Strategy and tactics are not interchangeable terms. As you probably know, your strategy is your answer to the big question ‘what are you trying to accomplish?’ It relates to your vision for your business and your long-term goal. Tactics relate the smaller scale operations which achieve your objectives along the route to that goal.
Perhaps routes towards your goal would be more accurate. The world is complex and constantly changing. Whilst your long-term strategy needs to remain fixed, there may be various means of getting there and you may have to adapt your tactics accordingly.
If your goal is to provide poached eggs for breakfast, the strategy of poaching needs to remain unchanged. You can’t start frying or scrambling. However, the day-to-day tactics employed may vary. You might try adding vinegar to the water, creating a vortex in the water to crack the eggs into or invest in a specialist poaching pan.
To employ a more relevant example, you may well have a sound social media strategy in place. Perhaps you are using Twitter and LinkedIn to connect with potential clients and uploading content designed to draw them towards your website.
By making changes and experimenting with new methods (in this case perhaps altering the frequency of posts, the timing of posts or the key words and hashtags used) you are adapting the tactics within the strategy. Switching to directly selling your product or service through Facebook would be an entirely new strategy – a ‘back to the drawing board’ type situation.
Strategies should be fixed and tactics should be flexible. In reverse, this can spell disaster – a business with a fluid strategy is one with no sense of direction and a business with fixed tactics is unimaginative and constrained. Assuming you have your strategy and tactics in the right order, you also need to ensure that your business is structured to accommodate their different characteristics.
Anything aspects of your business structure which relate to your strategy need to be appropriately fixed or formal. Formal structures are laid out methods of operating and conducting business both internally and externally. They define the relationships between yourself, your staff and your clients and should clearly address the goal you are trying to achieve.
As tactics can be changed and adapted, a more flexible structure needs to be in place for relevant areas of your business. Flexible structures, by their very nature develop over time. New ways of doing things are tried out and new tactics formulated to take advantage of new technology.
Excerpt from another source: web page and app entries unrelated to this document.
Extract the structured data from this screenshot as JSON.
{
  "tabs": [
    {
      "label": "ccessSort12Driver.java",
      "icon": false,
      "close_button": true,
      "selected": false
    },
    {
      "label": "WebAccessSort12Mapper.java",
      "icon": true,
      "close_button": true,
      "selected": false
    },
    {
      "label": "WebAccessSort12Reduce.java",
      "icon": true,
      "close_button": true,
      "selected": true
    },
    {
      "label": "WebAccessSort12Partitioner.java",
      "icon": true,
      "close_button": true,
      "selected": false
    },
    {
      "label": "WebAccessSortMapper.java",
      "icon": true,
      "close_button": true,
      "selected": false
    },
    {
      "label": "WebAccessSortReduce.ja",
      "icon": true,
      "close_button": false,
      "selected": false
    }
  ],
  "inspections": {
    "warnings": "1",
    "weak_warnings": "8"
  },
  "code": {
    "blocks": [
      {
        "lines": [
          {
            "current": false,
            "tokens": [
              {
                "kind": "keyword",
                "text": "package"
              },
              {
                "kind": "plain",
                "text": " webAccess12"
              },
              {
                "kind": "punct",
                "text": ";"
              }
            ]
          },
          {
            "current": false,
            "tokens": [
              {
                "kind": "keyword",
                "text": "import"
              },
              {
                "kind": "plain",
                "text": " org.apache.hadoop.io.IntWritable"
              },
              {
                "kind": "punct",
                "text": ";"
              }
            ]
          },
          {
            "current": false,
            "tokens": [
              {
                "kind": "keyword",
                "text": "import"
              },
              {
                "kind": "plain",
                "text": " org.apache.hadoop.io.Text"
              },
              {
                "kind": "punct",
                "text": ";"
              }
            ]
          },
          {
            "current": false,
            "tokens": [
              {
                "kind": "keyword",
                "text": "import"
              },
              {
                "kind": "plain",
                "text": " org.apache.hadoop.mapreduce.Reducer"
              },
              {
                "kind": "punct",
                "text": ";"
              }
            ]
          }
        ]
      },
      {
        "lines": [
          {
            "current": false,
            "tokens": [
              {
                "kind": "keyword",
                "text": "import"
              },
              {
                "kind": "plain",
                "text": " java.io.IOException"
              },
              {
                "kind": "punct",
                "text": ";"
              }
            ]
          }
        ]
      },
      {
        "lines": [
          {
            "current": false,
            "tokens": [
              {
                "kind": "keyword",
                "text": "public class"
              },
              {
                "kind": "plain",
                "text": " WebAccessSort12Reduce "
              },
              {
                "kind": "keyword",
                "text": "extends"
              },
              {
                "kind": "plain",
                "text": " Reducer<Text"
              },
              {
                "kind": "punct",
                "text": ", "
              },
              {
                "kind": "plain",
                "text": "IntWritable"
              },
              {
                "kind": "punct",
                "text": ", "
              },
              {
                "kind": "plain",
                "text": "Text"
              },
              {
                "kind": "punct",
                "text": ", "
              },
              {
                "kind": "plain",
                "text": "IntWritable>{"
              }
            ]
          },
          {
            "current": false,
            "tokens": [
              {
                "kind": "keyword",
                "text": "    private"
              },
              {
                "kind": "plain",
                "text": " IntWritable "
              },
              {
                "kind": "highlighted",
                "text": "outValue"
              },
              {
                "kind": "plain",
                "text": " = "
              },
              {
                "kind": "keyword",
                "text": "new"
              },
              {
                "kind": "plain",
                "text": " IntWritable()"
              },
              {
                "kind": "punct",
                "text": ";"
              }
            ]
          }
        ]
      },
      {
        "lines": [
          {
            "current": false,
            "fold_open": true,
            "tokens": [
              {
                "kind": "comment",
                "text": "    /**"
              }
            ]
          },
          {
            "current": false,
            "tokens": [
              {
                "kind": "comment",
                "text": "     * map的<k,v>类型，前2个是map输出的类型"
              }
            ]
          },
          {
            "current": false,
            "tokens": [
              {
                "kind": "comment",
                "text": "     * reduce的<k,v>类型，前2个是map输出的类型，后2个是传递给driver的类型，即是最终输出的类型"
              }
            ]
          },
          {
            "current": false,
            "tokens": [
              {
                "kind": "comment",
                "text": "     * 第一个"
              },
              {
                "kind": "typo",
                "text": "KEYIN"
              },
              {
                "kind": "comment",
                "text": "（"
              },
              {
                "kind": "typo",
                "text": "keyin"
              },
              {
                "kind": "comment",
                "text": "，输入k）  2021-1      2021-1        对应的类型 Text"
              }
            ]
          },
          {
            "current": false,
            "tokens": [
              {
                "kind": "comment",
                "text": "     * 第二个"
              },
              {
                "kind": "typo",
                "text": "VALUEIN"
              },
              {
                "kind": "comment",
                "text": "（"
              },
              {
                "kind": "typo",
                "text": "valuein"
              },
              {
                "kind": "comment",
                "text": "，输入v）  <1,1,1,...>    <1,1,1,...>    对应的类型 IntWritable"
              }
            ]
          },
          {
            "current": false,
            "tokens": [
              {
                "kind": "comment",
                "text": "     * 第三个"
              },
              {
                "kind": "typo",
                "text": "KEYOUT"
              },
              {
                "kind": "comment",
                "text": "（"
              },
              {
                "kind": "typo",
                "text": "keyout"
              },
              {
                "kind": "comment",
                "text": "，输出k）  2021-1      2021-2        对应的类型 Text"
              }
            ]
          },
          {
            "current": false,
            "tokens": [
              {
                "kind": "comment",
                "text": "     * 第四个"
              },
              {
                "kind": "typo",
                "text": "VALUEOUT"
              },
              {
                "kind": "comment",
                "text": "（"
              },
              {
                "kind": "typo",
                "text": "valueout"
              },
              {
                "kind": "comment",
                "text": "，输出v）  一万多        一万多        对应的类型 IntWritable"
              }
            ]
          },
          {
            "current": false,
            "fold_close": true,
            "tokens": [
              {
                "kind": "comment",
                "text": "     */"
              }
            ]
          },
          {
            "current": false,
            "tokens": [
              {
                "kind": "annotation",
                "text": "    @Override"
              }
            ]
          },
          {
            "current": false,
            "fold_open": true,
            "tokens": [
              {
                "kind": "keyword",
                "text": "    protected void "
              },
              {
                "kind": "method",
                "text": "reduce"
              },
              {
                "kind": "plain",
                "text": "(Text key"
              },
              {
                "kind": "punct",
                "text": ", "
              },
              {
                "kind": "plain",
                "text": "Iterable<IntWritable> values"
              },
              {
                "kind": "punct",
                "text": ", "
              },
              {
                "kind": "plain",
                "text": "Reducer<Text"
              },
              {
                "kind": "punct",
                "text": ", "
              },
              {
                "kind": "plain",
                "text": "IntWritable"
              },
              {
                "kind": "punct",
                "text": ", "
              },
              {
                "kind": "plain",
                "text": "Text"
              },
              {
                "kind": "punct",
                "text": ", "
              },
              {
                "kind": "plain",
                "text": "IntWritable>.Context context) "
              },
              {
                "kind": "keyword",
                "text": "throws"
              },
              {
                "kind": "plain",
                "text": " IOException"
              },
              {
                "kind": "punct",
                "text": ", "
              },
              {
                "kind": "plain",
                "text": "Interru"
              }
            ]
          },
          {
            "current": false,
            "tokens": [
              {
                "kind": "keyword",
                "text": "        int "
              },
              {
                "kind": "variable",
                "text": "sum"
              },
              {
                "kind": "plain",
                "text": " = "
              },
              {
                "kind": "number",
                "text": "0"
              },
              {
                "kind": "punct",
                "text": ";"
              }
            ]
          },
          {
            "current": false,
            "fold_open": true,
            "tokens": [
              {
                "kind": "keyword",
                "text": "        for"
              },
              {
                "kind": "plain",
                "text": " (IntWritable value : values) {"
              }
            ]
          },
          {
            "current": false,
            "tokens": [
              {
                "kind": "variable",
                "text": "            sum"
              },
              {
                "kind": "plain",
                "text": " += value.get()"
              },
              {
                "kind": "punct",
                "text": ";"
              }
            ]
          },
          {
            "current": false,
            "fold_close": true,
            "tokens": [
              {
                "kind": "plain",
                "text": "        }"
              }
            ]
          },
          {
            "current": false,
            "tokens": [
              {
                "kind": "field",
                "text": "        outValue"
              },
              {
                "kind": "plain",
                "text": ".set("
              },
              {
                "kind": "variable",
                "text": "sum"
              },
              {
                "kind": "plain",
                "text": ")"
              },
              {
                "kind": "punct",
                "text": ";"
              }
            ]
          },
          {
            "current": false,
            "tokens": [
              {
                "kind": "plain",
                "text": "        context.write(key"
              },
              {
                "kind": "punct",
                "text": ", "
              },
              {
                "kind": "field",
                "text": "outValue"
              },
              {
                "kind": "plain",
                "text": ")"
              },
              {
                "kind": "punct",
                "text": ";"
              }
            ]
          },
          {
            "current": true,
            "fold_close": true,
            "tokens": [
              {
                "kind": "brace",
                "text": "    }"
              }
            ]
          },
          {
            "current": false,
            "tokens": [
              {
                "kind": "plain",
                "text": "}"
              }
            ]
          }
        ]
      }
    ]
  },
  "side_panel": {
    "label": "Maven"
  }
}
If connecting with people is central to your business, direct human contact may be a key aspect of fixed company strategy. Perhaps research and surveys have suggested that your target clients feel more comfortable, relaxed and engaged when conversing with a flesh and blood human and you feel you can offer a better service when able to assess a client’s reactions whilst in their physical presence.
Rather than Skype sessions or conference calls, you want to ensure that meetings with clients are always conducted in the real world. Whilst no employee should deviate from this strategy, the tactics might vary. Depending on the client, this meeting might take place in an office, a meeting room or a coffee shop. The freedom to adapt this is critical as a client might not be equally comfortable in all three locations.
What are you doing? Meeting with people to assess and address their business needs. How are you doing it? The tactics will vary, depending on the individual. Strategic and tactical planning is essential in building a road map for your business. Creating the correct structure for strategic and tactical operations provides you with the vehicle to travel.